* **Instructions for the task**: If a line of the data below holds the word "make", list it.

* **Record set**:
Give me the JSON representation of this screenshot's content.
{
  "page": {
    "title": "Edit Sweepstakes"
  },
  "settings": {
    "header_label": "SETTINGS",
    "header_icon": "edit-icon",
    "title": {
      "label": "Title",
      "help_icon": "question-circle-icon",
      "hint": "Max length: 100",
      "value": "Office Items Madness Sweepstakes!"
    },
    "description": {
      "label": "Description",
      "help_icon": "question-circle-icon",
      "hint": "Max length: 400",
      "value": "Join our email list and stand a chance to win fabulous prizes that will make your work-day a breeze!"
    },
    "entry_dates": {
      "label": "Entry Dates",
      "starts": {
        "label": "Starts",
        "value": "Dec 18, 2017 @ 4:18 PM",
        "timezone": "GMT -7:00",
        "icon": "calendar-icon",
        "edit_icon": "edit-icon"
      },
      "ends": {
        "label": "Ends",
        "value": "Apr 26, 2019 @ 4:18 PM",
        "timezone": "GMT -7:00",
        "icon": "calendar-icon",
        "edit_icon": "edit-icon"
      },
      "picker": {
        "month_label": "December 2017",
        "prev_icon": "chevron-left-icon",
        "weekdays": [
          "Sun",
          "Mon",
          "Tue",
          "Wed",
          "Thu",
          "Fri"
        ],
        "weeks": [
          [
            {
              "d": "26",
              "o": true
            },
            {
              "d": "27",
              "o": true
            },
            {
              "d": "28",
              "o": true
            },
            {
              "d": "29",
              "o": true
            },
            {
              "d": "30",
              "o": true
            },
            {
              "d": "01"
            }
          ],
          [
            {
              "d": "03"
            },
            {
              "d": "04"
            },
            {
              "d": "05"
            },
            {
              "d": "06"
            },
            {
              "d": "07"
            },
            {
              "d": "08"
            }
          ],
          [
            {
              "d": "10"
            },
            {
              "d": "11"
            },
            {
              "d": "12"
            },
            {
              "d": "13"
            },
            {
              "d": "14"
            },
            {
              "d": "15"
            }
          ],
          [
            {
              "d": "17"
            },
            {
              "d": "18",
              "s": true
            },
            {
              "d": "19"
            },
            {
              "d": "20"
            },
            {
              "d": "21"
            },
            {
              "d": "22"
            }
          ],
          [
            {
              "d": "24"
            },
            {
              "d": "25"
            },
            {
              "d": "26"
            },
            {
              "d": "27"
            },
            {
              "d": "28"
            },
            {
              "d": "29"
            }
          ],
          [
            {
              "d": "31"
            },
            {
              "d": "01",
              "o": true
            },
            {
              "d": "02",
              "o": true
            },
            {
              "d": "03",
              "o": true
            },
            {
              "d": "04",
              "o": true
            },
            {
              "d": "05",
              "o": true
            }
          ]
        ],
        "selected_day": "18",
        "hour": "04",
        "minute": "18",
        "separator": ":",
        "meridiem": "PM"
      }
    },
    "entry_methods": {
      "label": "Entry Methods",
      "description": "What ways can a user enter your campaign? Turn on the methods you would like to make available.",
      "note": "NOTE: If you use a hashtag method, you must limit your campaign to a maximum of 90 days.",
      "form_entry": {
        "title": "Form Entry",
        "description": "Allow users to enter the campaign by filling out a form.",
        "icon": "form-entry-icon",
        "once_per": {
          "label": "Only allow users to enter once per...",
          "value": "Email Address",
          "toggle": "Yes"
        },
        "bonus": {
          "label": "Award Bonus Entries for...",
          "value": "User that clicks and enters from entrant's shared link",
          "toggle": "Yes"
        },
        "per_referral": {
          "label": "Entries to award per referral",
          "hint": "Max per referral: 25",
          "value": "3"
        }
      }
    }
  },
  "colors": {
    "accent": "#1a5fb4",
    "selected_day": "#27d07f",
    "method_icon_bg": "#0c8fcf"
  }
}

* **Answer to the problem**:
      "value": "Join our email list and stand a chance to win fabulous prizes that will make your work-day a breeze!"
      "description": "What ways can a user enter your campaign? Turn on the methods you would like to make available.",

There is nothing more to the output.